What are the biggest mistakes people in production and post make when they think about storage and archiving?

The biggest mistake is not having a plan upfront that includes not only work-in-progress spinning disk storage allocation, but also an archive/backup component. Most people don’t think about archiving until capacity constraints begin to impact their ability to get their work done, and ultimately, get paid for jobs. Many others push it under the carpet until it becomes a major issue, such as a catastrophic loss of invaluable content. StorageDNA helps customers transition their content from spinning disk to tape and also helps them move content from racks of USB hard drives over to a much more reliable and accessible solution.

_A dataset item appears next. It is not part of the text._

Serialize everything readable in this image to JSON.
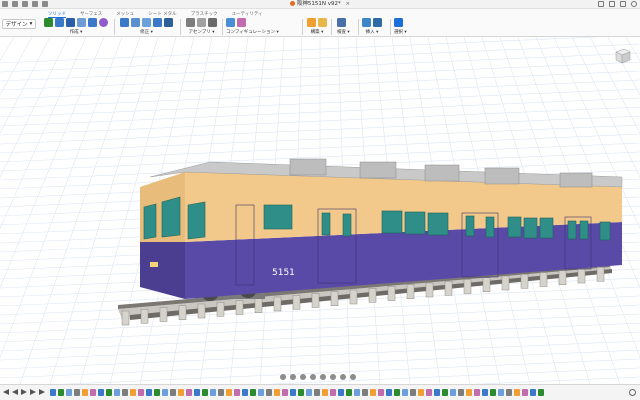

tC Chakravarty is a seasoned executive in the storage and archiving industry. As StorageDNA’s founder, CEO and president, tC provides the vision and strategy that drive the business. Prior to StorageDNA, he was with Quantum’s Advanced Technology Group, where he helped map key strategic initiatives and contributed to the development of its de-duplication and continuous data protection (CDP) technology. Earlier, tC was part of the initial team at Panasas that developed PanFS, one of the world’s most advanced clustered file systems. tC earned his BS and MS degrees in computer science from Carnegie Mellon University.